Wicklow council ordered to remove up to 1.4m tonnes from dump

High Court orders removal of waste and contaminated soil within three years

The site of the illegal dump at Whitestown, Co Wicklow, in 2001. File photograph Joe St Leger

The site of the illegal dump at Whitestown, Co Wicklow, in 2001. File photograph Joe St Leger

 

Wicklow County Council has been ordered to remove everything from the site of the largest illegal dump discovered in the State to date.

The High Court also ruled adjacent soil, which the council says has been contaminated by the illegal dumping, must also be removed.

The council has estimated previously that the cost of removing all illegal waste from the site in Whitestown, near Baltinglass, would be about €35 million.

In a lengthy and continuing case involving the council and Brownfield Restoration (Ireland) Limited, owner of the site but not operator of the illegal dump, the council – and through it the taxpayer – has been left to foot the clean-up bill.

Estimates of the amount of waste dumped illegally at the site vary from 288,600 tonnes to 1.4 million tonnes. The council has estimated that a further million tonnes of soil at the site have been contaminated as a result.

All must now be removed, Mr Justice Richard Humphries directed on Friday in a 132-page judgment, and disposed of legally in a manner and location as yet unknown.
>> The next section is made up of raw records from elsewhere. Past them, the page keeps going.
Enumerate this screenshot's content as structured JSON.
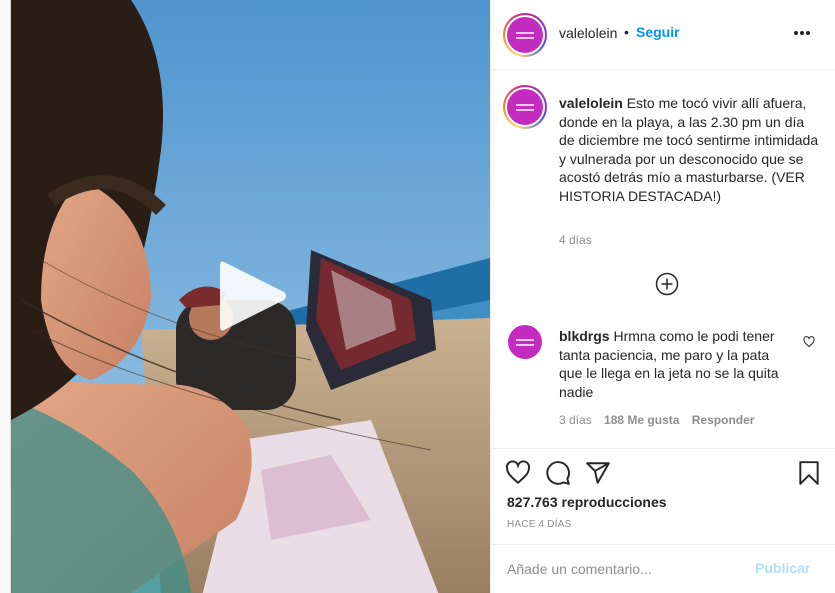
{
  "post": {
    "username": "valelolein",
    "separator": "•",
    "follow_label": "Seguir",
    "more_icon": "more-options-icon"
  },
  "caption": {
    "username": "valelolein",
    "text": "Esto me tocó vivir allí afuera, donde en la playa, a las 2.30 pm un día de diciembre me tocó sentirme intimidada y vulnerada por un desconocido que se acostó detrás mío a masturbarse. (VER HISTORIA DESTACADA!)",
    "age": "4 días"
  },
  "load_more_icon": "plus-circle-icon",
  "comments": [
    {
      "username": "blkdrgs",
      "text": "Hrmna como le podi tener tanta paciencia, me paro y la pata que le llega en la jeta no se la quita nadie",
      "age": "3 días",
      "likes": "188 Me gusta",
      "reply": "Responder"
    }
  ],
  "stats": {
    "views": "827.763 reproducciones",
    "posted": "HACE 4 DÍAS"
  },
  "composer": {
    "placeholder": "Añade un comentario...",
    "publish_label": "Publicar"
  },
  "colors": {
    "link_blue": "#0095f6",
    "publish_disabled": "#b2dffc",
    "avatar_magenta": "#c42bbf",
    "muted_text": "#8e8e8e"
  }
}
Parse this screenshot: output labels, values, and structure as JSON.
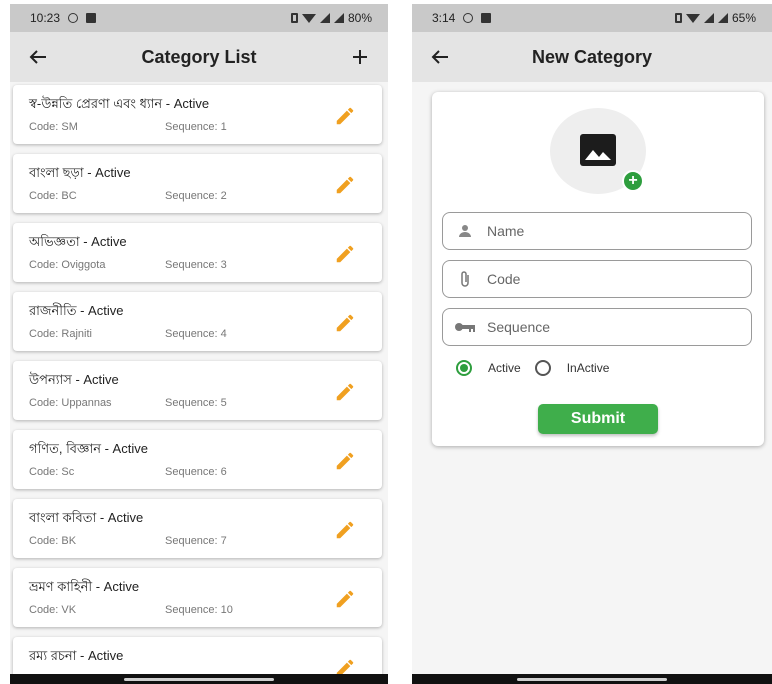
{
  "left": {
    "status": {
      "time": "10:23",
      "battery": "80%"
    },
    "appbar": {
      "title": "Category List"
    },
    "categories": [
      {
        "title": "স্ব-উন্নতি প্রেরণা এবং ধ্যান - Active",
        "code": "Code: SM",
        "sequence": "Sequence: 1"
      },
      {
        "title": "বাংলা ছড়া - Active",
        "code": "Code: BC",
        "sequence": "Sequence: 2"
      },
      {
        "title": "অভিজ্ঞতা - Active",
        "code": "Code: Oviggota",
        "sequence": "Sequence: 3"
      },
      {
        "title": "রাজনীতি - Active",
        "code": "Code: Rajniti",
        "sequence": "Sequence: 4"
      },
      {
        "title": "উপন্যাস - Active",
        "code": "Code: Uppannas",
        "sequence": "Sequence: 5"
      },
      {
        "title": "গণিত, বিজ্ঞান - Active",
        "code": "Code: Sc",
        "sequence": "Sequence: 6"
      },
      {
        "title": "বাংলা কবিতা - Active",
        "code": "Code: BK",
        "sequence": "Sequence: 7"
      },
      {
        "title": "ভ্রমণ কাহিনী - Active",
        "code": "Code: VK",
        "sequence": "Sequence: 10"
      },
      {
        "title": "রম্য রচনা - Active",
        "code": "",
        "sequence": ""
      }
    ]
  },
  "right": {
    "status": {
      "time": "3:14",
      "battery": "65%"
    },
    "appbar": {
      "title": "New Category"
    },
    "form": {
      "name_placeholder": "Name",
      "code_placeholder": "Code",
      "sequence_placeholder": "Sequence",
      "status_options": [
        "Active",
        "InActive"
      ],
      "selected_status": "Active",
      "submit_label": "Submit"
    }
  },
  "colors": {
    "accent_green": "#3fae4b",
    "edit_orange": "#f0a020",
    "appbar_bg": "#e4e4e4"
  },
  "icons": [
    "back-arrow-icon",
    "plus-icon",
    "pencil-icon",
    "image-icon",
    "person-icon",
    "paperclip-icon",
    "key-icon"
  ]
}
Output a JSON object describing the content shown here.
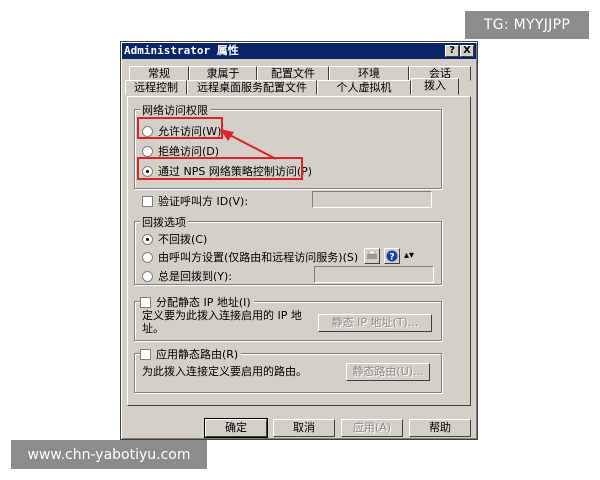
{
  "watermark_top": "TG: MYYJJPP",
  "watermark_bottom": "www.chn-yabotiyu.com",
  "window": {
    "title": "Administrator 属性",
    "help_btn": "?",
    "close_btn": "X"
  },
  "tabs_row1": [
    "常规",
    "隶属于",
    "配置文件",
    "环境",
    "会话"
  ],
  "tabs_row2": [
    "远程控制",
    "远程桌面服务配置文件",
    "个人虚拟机",
    "拨入"
  ],
  "access": {
    "legend": "网络访问权限",
    "allow": "允许访问(W)",
    "deny": "拒绝访问(D)",
    "nps": "通过 NPS 网络策略控制访问(P)"
  },
  "verify_caller_id": "验证呼叫方 ID(V):",
  "callback": {
    "legend": "回拨选项",
    "none": "不回拨(C)",
    "caller": "由呼叫方设置(仅路由和远程访问服务)(S)",
    "always": "总是回拨到(Y):"
  },
  "static_ip": {
    "legend": "分配静态 IP 地址(I)",
    "desc": "定义要为此拨入连接启用的 IP 地址。",
    "button": "静态 IP 地址(T)..."
  },
  "static_routes": {
    "legend": "应用静态路由(R)",
    "desc": "为此拨入连接定义要启用的路由。",
    "button": "静态路由(U)..."
  },
  "footer": {
    "ok": "确定",
    "cancel": "取消",
    "apply": "应用(A)",
    "help": "帮助"
  },
  "colors": {
    "titlebar": "#0a246a",
    "dialog_bg": "#d4d0c8",
    "annotation_red": "#e0202a"
  }
}
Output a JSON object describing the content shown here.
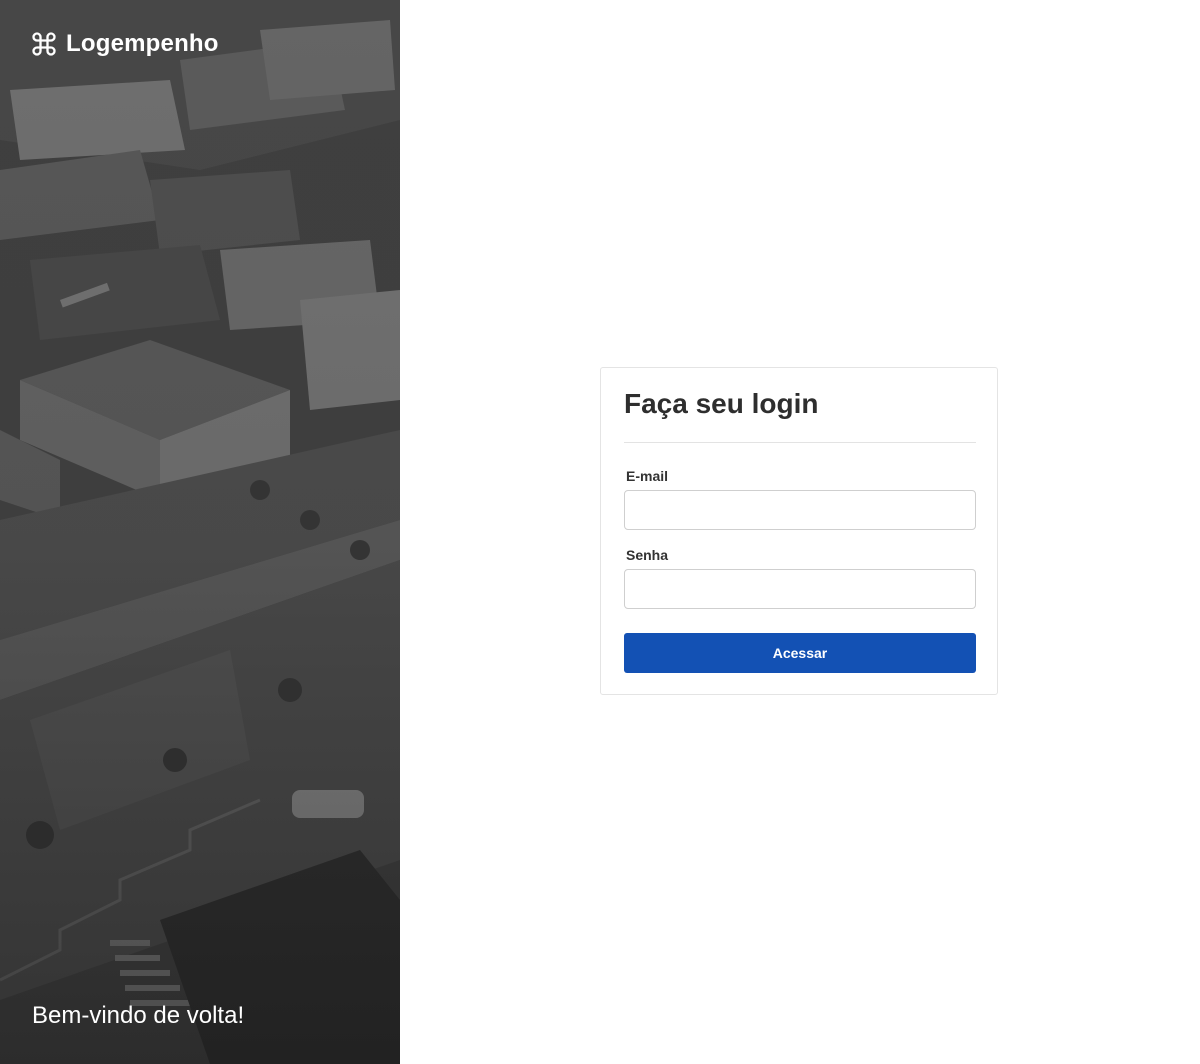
{
  "app": {
    "brand_name": "Logempenho",
    "brand_icon": "command-icon"
  },
  "hero": {
    "welcome_text": "Bem-vindo de volta!"
  },
  "login": {
    "title": "Faça seu login",
    "email_label": "E-mail",
    "email_value": "",
    "email_placeholder": "",
    "password_label": "Senha",
    "password_value": "",
    "password_placeholder": "",
    "submit_label": "Acessar"
  },
  "colors": {
    "primary_button": "#1351b4",
    "hero_background": "#3e3e3e",
    "text_dark": "#2e2e2e"
  }
}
A partial remediation of the illegal dump, which the council carried out in 2014 at a cost of €3.9 million and which it claimed was done to the highest national and European standards, was described by Mr Justice Humphreys as “botched”.

Asbestos

The council did not put in a membrane to separate the illegal waste from the surrounding soil. The waste, 98 per cent of which remains in situ and includes asbestos, is sitting in water and is on land that drains into a tributary of the Slaney river, which provides drinking water to homes in Carlow and Enniscorthy.

The illegal dump was operated from the 1980s until late 2001. Waste dumped included domestic and hospital waste, industrial waste brought there by private operators, and toxic tarmacadam road spoil and other waste left by the council.

As part of its remediation effort at the dump, the council spread soil over the waste but did little else. On all points relating to the proper remediation of the site, Mr Justice Humphreys found against the council.

“Given the wide scale of council dumping and the long period over which it has progressed, and the council’s dilatoriness in pursuing effectively the other polluters such that it is now not possible to do so, it is not disproportionate to require the council to remediate the site,” he said.

He characterised as “perverse” the council’s position that a clean-up order would be disproportionate on it because of the high cost.

He said such a view “would be familiar to Dean Swift”, a reference to the 18th-century Irish satirist.

“On the contrary, the more waste there is the more important that is it removed,” said the judge, adding that “the cost is a consequence; it is not a reason not to order removal”.

Environmental risk

The judge referred to the “environmental risk caused by [the council’s] botched remediation” and ordered it to return to court on Tuesday with a draft timetable for a full and proper remediation of the whole site.

He directed that the site, close to which there are several homes whose residents for years complained to the council about the dump but to no avail, be fully restored and free of all illegal waste and contaminated soil within three years, in consultation with the Environmental Protection Agency.

Asked to comment on the case, a spokesman for the Department of Communications, Climate Action and Environment said it would take time for the council and other regulatory authorities to read the lengthy judgment before consideration could be given as to its full implications and the next steps to be taken.

The case, which has run for almost 80 days, resumes on Tuesday.